      Besides these public efforts to stay the pestilence, the sufferers, each for himself, had their own methods of cure, dictated by dreams or prescribed by established usage. Thus two of the priests, entering 95 a house, saw a sick man crouched in a corner, while near him sat three friends. Before each of these was placed a huge portion of food,enough, the witness declares, for four,and though all were gorged to suffocation, with starting eyeballs and distended veins, they still held staunchly to their task, resolved at all costs to devour the whole, in order to cure the patient, who meanwhile ceased not, in feeble tones, to praise their exertions, and implore them to persevere. [16]Scarcely had the sun risen, and scarcely were the fugitives gone, when, like a troop of tigers, the Iroquois rushed to the assault. Yell echoed yell, and shot answered shot. The Hurons, brought to bay, fought with the utmost desperation, and with arrows, stones, and the few guns they had, killed thirty of their assailants, and wounded many more. Twice the Iroquois recoiled, and twice renewed the attack with unabated ferocity. They swarmed at the foot of the palisades, and hacked at them with their hatchets, till they had cut them through at several different points. For a time there was a deadly fight at these breaches. Here were the two priests, promising Heaven to those who died for their faith,one giving baptism, and the other absolution. At length the Iroquois broke in, and captured all the surviving defenders, the Jesuits among the rest. They set the town on fire; and the helpless wretches who had remained, unable to fly, were consumed in their burning dwellings. Next they fell upon Brbeuf and Lalemant, stripped them, bound them fast, and led them with the other 382 prisoners back to St. Ignace, where all turned out to wreak their fury on the two priests, beating them savagely with sticks and clubs as they drove them into the town. At present, there was no time for further torture, for there was work in hand.
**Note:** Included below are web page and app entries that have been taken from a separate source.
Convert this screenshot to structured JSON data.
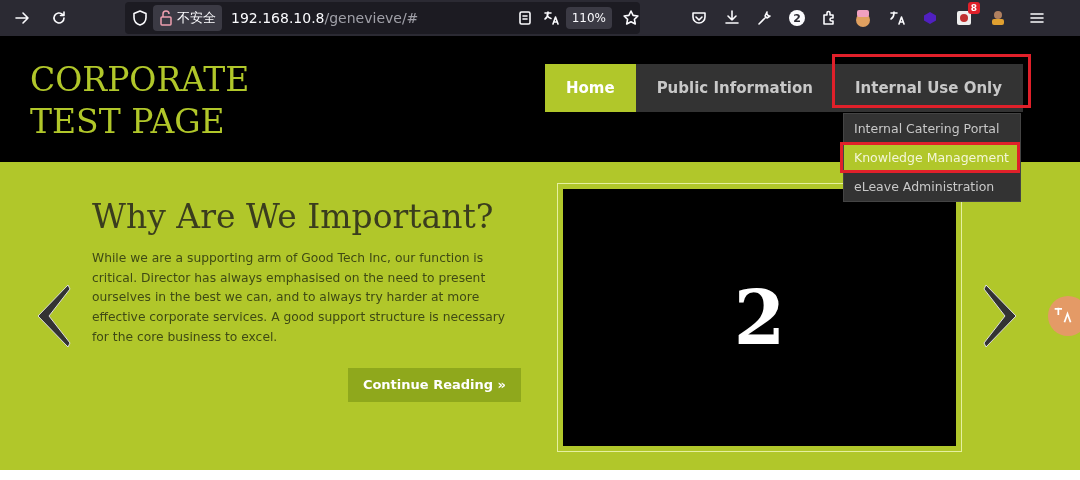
{
  "browser": {
    "security_label": "不安全",
    "url_host": "192.168.10.8",
    "url_path": "/genevieve/#",
    "zoom": "110%",
    "count_badge": "2",
    "notification_badge": "8"
  },
  "site": {
    "title_lines": [
      "CORPORATE",
      "TEST PAGE"
    ],
    "nav": [
      {
        "label": "Home",
        "selected": true,
        "highlighted": false
      },
      {
        "label": "Public Information",
        "selected": false,
        "highlighted": false
      },
      {
        "label": "Internal Use Only",
        "selected": false,
        "highlighted": true,
        "expanded": true,
        "menu": [
          {
            "label": "Internal Catering Portal",
            "selected": false,
            "highlighted": false
          },
          {
            "label": "Knowledge Management",
            "selected": true,
            "highlighted": true
          },
          {
            "label": "eLeave Administration",
            "selected": false,
            "highlighted": false
          }
        ]
      }
    ]
  },
  "hero": {
    "heading": "Why Are We Important?",
    "body": "While we are a supporting arm of Good Tech Inc, our function is critical. Director has always emphasised on the need to present ourselves in the best we can, and to always try harder at more effective corporate services. A good support structure is necessary for the core business to excel.",
    "button": "Continue Reading »",
    "slide_label": "2"
  }
}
      And who were the instruments and the promoters of this proselytism, at once so devout and so politic? Who can answer? Who can trace out the crossing and mingling currents of wisdom and folly, ignorance and knowledge, truth and falsehood, weakness and force, the noble and the base, can analyze a systematized contradiction, and follow through its secret wheels, springs, and levers a phenomenon of moral mechanism? Who can define the Jesuits? The story of their missions is marvellous as a tale of chivalry, or legends of the lives of saints. For many years, it was the history of New France and of the wild communities of her desert empire.

      power of the Onondagas. Lettre du P Ragueneau au R. P.[66] For Marquette's death, see the contemporary Relation, published by Shea, Lenox, and Martin, with the accompanying Lettre et Journal. The river where he died is a small stream in the west of Michigan, some distance south of the promontory called the "Sleeping Bear." It long bore his name, which is now borne by a larger neighboring stream, Charlevoix's account of Marquette's death is derived from tradition, and is not supported by the contemporary narrative. In 1877, human bones, with fragments of birch-bark, were found buried on the supposed site of the Jesuit chapel at Point St. Ignace.
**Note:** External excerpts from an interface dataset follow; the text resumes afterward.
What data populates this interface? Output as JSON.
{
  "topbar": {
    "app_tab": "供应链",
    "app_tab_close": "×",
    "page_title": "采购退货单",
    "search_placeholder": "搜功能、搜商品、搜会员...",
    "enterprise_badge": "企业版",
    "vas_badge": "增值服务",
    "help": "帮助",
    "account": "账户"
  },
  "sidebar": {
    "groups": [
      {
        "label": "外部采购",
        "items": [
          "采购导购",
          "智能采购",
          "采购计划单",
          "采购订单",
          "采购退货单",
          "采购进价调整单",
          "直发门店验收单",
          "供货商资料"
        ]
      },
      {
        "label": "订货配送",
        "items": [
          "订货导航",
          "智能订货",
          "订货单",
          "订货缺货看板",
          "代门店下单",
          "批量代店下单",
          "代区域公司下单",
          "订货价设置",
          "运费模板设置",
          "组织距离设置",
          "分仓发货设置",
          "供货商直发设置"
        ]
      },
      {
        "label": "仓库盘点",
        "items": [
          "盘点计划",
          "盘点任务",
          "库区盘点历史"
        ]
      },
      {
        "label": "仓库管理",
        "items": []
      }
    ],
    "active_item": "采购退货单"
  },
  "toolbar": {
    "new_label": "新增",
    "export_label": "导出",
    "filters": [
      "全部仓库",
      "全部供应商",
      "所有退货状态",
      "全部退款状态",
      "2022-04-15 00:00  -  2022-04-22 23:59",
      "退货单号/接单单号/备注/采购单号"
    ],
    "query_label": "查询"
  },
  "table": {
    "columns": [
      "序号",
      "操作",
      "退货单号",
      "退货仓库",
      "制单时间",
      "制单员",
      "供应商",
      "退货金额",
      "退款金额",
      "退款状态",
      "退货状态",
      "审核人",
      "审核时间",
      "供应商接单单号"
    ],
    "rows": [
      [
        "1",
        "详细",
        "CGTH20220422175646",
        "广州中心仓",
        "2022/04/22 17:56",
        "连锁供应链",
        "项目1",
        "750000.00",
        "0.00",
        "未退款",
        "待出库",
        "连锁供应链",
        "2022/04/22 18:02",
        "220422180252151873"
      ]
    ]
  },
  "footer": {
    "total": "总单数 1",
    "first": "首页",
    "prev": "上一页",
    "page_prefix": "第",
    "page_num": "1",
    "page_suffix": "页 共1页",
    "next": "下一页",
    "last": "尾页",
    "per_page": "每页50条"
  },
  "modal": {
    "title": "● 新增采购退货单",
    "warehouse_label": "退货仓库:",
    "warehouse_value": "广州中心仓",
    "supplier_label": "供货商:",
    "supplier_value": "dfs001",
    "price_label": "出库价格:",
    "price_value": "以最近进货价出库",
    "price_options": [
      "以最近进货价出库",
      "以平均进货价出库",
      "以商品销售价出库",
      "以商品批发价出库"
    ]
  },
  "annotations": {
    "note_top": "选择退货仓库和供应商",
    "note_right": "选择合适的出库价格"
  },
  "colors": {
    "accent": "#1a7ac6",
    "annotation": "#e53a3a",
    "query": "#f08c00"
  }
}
      [307] For the above incidents of life at Fort St. Louis, see Joutel, Relation (Margry, iii. 185-218, passim). The printed condensation of the narrative omits most of these particulars. les agnis (Mohawks), 1666.



      It is also a mans duty to show his gratitude to one who has done him many kindnesses and helped make him prosperous.Such was the pith of Tessouat's discourse, and at each clause the conclave responded in unison with an approving grunt.